Stretching his hamstrings like an oblivious runner

 

 

 

 

 

 

 

III.

 

 

My sister is too beautiful for most

Her goatherd tragedy spoken in smooth lines that dilate

I weep to hear her latest news

 

 

She walks around the blind city

A city of too many rabbit holes

“This is the city of the most ways to get lost”

 

She is my walking talking potential eternal sadness

The child whose smiley-face egg, once broken, shatters me

The huddled woman whom God Grief has sworn to protect

 

 

One glance into her eyes deletes the Hero’s mechanism

And sends them tumbling down a taxi-cab, flying in a light cascade

One glance spits them out into the river

 

 

(Escape is a delicious apple

A moondance Gravitron whirl of limbs

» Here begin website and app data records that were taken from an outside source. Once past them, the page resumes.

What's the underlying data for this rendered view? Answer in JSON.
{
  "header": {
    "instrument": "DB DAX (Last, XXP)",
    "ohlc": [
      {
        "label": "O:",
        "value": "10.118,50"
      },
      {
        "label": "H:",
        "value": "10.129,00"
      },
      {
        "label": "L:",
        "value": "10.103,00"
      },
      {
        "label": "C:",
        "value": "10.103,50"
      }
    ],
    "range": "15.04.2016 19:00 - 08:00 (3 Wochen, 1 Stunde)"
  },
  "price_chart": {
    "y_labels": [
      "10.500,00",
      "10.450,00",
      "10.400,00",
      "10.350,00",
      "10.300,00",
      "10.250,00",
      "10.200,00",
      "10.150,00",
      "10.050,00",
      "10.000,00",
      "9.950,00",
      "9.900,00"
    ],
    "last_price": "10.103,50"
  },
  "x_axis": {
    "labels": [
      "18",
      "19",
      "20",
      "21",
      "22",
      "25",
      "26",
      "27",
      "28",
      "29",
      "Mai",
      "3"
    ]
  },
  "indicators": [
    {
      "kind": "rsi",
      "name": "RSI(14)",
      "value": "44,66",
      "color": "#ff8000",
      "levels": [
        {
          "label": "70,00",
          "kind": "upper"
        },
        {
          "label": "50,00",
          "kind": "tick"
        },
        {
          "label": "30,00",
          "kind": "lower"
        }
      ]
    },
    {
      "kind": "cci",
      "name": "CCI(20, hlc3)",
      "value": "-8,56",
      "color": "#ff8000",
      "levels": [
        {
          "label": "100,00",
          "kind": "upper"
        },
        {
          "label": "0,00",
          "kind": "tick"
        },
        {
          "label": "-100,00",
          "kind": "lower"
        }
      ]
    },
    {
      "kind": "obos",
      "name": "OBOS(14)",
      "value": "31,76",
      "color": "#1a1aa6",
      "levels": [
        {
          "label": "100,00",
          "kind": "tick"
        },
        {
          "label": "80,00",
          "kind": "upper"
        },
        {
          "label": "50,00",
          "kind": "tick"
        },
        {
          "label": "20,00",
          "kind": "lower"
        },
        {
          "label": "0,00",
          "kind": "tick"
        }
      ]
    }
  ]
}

Wide, wide open to the free flow of esteem-less sex

 

 

Drink to smoke to breathe to bathe

Negating pent up penthos pours

If all are lost along the way, that’s fine)

 

 

Grief visits Beauty

The combination is deadly swollen

Each offering the other’s knife sharpener

Metal running along stone

 

 

The city towers were never so high as tonight

Each one wears a different fascinator

 

 

 

 

 

 

 

IV.

 

 

The crowd forms

A long line on the sidewalk

It must be something good

For them to wait so long

Take a look through the shop windows –

Ah, but the sun’s glare.

 

 

One girl in line

Erupts in laughter

Throws her hand on the shoulder of the old man in front of her

And bounces bounce her bosom bounces

 

 

The old man chuckles

At the girl, heaving

At her breasts as they heave

At her buckteeth

At her breasts, at her buckteeth

At the reveal of skin

Above her pants below her shirt

Laughter belting out past

Her buckteeth and pouring

From her forged chest

 

 

And now everyone’s laughing

See, the sign on the door says:

“No More -This Is The City of Not Enough”

 

God Grief holds a Chinese churro

Dipped in soymilk

Barely tasting

Sweet, empty flavor.

Grief’s luck is strange like that…

 

 

 

 

 

 


V.

 

 

I held a shirt you wore and

All the time you wore it

 

 

A brooch was pinned to it

I removed it and put it on me

It is a heavy ceramic bust

 

 

I’ve gone through your things so many times

Look at me, I

Jingle with your many cameos

 

 

I found a hideous shell you liked

In your chest of things

Its spiky section hurt to hold

 

 

I’m starting to remember things about you that were less than friendly.

Still,

You.

 

 

The dead flesh speaks in conjugated color

Yell oh

Yel laugh

Yell ow

 

 

God Grief lost his ride along the Inner Ring highway.

Now he walks, carrying carrion.

 

 

 

 

 

 

 

 

 

VI.

 

 

Urgency emergence in the final tally

The march away from me

My last moment to haggle:

I would die for you, who is dying

I would live for you, who is dying

 

I cannot, so

I accept the quoted price

I’ll look for firm confirmations later

When it’s still –

 

 

The dam bursts and floods a vein of ochre

Mud coating all

The thinly coated citizens

They hug and scratch and even dance.

 

 

My sister is gone

Beauty is again, ready for anything

She lifts her new hand with a whir of pistons

 

 

God Grief mumbles about a sacred cleanup

 

 

Hopeless to the last transaction,

He wanders the city of Ningbo alone

Leaves the poem

Leaves, the poem, the city